Tuesday, October 2, 2018

Avoiding Rabbit Holes

The drive to Shiraz's boarding barn has been accompanied with an all too familiar feeling in the pit of my stomach.

Shiraz can be a vastly different horse from one ride to the next. She can be a relaxed, happy potato (rarely), opinionated and confrontational to work (occasionally), or nervous, distracted and jiggity (mostly). I have been playing around with ways to promote relaxation and my coach has been helpful as well.

In my own rides I am focusing on two things:
I need to draw firm lines of what I expect and not slack off on those lines. This means mounting block manners are nonnegotiable and pissy attitude under saddle is getting a quick correction every time. This may seem obvious and basic but it is amazing how many little things I let slide under the radar when I don't remind myself to be strict. She is the boss mare in her paddock now, so I need to be diligent in showing her she is not top of the pecking order out of the paddock.

Not just in Shiraz, but myself. I have had some great sessions lately in the indoor on my own. Shiraz has issues going past the large door at one end in particular as that has the most activity outside. The door is closed now for the winter but you can still occasionally hear people walking by talking or horses in the paddock close by. My instinct was to ride 'ready to survive a spook' going by. I tried very hard not to tighten up but I also stayed aware of keeping my legs long and seat deep, reins not too long. This has been a huge fail.

On Friday, I put myself on a 20-meter circle and forced us to go past the scary door over and over. I tried everything I could think of to relax. I put a standard in the center of the circle and focused on it. Then at the trot I worked on correct bend and tried to find a steady rhythm. Every time we approached the door, Shiraz would raise her head and tense.
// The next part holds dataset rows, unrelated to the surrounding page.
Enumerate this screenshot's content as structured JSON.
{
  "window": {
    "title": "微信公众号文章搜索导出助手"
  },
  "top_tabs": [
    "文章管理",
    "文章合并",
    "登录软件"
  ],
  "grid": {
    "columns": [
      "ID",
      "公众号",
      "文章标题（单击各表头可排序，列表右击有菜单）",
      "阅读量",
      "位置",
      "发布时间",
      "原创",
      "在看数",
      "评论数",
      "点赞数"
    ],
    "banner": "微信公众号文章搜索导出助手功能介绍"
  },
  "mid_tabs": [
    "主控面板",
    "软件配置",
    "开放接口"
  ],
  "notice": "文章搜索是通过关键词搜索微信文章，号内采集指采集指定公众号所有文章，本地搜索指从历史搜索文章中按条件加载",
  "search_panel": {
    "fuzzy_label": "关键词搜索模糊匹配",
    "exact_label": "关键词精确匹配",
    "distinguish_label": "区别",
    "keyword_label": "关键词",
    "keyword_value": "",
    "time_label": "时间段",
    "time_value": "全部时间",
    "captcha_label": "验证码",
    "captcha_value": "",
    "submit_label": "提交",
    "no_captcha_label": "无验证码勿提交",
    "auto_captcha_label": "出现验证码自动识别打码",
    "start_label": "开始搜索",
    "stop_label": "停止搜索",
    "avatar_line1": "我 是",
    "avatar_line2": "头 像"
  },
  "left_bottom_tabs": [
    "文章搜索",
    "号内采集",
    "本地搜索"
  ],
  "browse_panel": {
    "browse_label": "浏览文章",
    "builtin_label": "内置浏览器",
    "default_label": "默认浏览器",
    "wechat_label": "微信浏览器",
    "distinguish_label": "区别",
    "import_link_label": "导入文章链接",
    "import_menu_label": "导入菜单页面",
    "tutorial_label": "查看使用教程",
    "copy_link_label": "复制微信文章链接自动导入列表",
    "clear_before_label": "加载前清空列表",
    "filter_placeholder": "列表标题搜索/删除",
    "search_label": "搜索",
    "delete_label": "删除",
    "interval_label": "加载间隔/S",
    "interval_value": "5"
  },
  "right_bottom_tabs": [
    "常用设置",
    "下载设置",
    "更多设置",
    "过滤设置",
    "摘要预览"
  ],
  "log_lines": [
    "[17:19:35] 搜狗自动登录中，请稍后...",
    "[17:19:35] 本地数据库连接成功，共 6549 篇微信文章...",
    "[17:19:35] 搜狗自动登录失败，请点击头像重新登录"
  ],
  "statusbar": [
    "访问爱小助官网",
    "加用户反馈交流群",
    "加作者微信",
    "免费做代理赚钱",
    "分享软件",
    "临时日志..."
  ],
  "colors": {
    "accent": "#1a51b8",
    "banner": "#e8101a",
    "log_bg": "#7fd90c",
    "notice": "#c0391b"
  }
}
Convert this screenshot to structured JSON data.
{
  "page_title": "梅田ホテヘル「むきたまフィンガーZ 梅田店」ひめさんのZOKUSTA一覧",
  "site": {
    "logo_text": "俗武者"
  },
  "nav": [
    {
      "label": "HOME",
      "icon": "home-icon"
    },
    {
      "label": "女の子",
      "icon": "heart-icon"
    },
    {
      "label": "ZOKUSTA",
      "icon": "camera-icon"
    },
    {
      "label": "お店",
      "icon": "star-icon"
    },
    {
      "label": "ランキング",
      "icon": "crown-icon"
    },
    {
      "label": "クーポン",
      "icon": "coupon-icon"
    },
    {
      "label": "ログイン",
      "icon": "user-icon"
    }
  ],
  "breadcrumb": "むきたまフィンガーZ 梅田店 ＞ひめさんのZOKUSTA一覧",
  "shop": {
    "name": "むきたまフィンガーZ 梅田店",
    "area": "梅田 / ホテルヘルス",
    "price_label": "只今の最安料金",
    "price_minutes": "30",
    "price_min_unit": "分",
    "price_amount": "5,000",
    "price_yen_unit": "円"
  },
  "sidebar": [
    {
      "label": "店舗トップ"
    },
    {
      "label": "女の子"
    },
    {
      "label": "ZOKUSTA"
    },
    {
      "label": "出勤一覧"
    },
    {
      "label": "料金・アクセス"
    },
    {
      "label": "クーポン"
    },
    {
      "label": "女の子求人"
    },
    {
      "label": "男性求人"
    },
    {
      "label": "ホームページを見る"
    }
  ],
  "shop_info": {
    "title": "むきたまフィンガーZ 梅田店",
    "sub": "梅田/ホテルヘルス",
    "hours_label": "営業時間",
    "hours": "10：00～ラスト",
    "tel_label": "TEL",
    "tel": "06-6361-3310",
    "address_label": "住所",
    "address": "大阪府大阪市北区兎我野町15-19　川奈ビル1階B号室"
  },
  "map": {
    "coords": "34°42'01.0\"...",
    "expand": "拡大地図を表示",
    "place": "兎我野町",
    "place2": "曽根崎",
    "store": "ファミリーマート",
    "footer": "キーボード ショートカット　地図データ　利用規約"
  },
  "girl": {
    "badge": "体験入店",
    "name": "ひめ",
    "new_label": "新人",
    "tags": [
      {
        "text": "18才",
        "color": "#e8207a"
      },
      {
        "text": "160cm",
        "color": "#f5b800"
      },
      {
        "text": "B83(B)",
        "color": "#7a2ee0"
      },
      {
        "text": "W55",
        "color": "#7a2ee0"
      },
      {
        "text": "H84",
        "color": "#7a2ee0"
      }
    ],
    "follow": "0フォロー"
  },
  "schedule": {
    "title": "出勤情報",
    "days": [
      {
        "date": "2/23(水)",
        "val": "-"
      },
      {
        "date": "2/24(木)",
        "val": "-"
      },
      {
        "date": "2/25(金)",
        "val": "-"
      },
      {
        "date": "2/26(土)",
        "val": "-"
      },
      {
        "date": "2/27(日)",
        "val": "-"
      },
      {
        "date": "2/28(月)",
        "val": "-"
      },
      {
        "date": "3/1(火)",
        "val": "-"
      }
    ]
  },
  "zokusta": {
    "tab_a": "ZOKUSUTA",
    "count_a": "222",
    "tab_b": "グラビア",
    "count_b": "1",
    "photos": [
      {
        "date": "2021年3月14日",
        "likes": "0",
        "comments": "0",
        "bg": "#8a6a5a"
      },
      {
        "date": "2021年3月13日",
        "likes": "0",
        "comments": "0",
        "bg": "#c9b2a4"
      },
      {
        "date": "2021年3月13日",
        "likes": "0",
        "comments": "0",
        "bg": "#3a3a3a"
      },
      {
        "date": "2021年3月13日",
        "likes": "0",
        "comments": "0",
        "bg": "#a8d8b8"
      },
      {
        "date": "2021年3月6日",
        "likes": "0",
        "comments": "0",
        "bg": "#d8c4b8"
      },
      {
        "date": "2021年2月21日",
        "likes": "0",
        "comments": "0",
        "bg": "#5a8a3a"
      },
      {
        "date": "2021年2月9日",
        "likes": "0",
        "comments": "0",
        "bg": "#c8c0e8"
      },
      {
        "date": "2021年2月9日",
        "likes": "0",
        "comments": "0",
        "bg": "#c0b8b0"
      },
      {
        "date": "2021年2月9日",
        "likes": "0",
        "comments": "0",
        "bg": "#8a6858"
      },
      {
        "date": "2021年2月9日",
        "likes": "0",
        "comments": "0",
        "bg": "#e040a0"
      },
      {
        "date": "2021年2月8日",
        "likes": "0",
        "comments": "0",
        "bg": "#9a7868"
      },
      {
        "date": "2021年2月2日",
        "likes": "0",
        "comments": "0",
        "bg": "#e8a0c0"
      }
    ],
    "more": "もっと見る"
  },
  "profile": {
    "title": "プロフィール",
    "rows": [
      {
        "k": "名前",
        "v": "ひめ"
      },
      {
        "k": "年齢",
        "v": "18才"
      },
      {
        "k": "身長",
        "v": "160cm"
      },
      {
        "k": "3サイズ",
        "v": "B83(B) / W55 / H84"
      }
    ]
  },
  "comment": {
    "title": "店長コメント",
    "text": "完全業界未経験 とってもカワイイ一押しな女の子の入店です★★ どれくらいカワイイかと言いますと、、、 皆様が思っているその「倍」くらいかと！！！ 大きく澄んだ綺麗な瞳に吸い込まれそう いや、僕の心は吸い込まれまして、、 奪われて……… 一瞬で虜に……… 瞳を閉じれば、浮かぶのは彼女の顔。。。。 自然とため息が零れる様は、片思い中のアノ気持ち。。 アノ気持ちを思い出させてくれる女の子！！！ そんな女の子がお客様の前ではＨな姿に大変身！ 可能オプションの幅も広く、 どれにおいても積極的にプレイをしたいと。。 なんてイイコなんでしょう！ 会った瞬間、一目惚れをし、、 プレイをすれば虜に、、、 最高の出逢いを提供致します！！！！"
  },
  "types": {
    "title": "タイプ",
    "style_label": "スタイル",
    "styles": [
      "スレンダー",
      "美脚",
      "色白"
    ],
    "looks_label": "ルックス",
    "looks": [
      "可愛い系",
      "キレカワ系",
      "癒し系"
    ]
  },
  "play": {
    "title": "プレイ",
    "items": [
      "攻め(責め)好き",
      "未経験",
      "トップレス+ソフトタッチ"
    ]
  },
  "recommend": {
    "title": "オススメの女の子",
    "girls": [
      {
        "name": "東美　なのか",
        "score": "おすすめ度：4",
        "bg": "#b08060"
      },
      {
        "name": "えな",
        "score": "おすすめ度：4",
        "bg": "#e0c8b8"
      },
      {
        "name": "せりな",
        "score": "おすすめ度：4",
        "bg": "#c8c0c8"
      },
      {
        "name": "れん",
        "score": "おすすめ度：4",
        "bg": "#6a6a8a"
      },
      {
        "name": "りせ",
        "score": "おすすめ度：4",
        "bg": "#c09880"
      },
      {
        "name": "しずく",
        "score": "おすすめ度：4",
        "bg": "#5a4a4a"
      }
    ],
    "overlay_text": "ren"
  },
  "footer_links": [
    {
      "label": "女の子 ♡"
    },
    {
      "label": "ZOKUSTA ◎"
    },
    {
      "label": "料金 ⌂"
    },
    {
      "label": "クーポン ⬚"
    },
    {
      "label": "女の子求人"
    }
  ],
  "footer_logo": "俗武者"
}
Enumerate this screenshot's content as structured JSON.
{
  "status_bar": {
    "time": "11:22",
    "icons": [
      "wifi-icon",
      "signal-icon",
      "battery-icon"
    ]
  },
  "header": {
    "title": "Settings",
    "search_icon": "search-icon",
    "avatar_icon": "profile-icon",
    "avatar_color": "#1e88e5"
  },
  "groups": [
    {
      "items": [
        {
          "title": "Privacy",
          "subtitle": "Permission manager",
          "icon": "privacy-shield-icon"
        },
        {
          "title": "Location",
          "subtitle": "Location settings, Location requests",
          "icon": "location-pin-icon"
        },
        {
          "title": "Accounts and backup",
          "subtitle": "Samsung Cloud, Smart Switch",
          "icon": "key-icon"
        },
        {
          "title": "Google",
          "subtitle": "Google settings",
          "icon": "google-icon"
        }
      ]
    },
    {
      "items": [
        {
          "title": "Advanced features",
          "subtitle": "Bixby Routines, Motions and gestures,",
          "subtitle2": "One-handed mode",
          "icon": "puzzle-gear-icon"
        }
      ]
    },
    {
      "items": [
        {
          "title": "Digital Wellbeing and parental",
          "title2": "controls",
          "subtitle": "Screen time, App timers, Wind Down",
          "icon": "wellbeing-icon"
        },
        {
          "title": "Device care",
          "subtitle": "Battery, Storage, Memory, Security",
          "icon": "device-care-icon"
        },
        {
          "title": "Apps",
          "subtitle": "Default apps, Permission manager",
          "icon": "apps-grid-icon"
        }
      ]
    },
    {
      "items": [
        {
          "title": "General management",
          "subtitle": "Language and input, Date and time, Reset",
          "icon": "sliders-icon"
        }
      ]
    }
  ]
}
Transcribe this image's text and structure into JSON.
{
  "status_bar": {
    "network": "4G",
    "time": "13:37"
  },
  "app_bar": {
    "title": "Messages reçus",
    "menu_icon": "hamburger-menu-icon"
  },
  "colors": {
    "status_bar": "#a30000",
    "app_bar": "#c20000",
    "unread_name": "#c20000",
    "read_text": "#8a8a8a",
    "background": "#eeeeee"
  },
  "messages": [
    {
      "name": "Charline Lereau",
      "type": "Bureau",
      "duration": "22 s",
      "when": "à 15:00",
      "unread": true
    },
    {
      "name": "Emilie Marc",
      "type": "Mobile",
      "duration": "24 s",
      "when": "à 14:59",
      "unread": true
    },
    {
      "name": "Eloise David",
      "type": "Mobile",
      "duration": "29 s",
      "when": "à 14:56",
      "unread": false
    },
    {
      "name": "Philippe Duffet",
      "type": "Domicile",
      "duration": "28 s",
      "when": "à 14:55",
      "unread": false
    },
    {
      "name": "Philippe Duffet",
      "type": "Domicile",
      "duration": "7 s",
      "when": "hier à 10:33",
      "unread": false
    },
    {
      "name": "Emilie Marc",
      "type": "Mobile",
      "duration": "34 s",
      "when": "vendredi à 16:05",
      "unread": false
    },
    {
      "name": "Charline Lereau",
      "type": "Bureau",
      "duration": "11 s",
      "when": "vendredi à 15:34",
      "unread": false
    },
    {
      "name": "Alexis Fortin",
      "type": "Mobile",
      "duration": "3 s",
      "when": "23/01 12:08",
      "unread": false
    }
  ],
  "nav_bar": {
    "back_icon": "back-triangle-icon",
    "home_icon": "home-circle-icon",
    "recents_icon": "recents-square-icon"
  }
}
On every off-side to the door she would relax and step longer. With her tensing, I reacted every time with prepping to be safe, adjusting the reins slightly. With her relaxing, so would I relax. Hhmmppphhh.

I decided against all better life-preserving judgement to change the pattern. As we approached the door and her head came up, I lengthened the reins and breathed out. Instead of scooting by the door, Shiraz lowered her head and TROTTED BY RELAXED. fml.

We all know, our reaction to our horse's actions reinforces their actions. But when your horse's action is dangerous, it is near impossible not to react in a self-preserving manner. I need to work on how I react. I mean, I want to live, but there has to be a way out of this cycle of fear begetting fear.

My coach is has been wonderful about helping with this. In our last lesson we worked on finding relaxation.  We started with alternating one circle on the bit and focusing on a specific task like correct bend, outside flexion, working on my two-point, etc. and then one full lap of loose-rein trot, and repeat. As we went, Shiraz started to relax and loosen up over her back. Her steps are naturally so short but after a while her steps were definitely getting longer and posting became easier as she started to use her body better. It proved to be quite helpful in getting Shiraz on board with the remainder of the jump lesson and relaxing us both.

My coach said something I found very helpful at the time:
"It's not about trusting Shiraz. She is young and has moments that you are not going to be able to avoid right now. But trust yourself. You have ridden some pretty freaky moments with a great seat and are not coming off. Trust that you can handle it because you have already proven you can."

The truth is, most of the spooks are ridable and the fact that I am letting anxiety take over and ruin how I feel about riding needs to stop somehow. Anyone have success shutting down anxiety with riding? I have a few ideas to work with (and not just more alcohol, lol), but would love to hear any advice on calming the F down when it comes to spooks.

Avoiding Rabbit Holes

The drive to Shiraz's boarding barn has been accompanied with an all too familiar feeling in the pit of my stomach. Shiraz can be a va...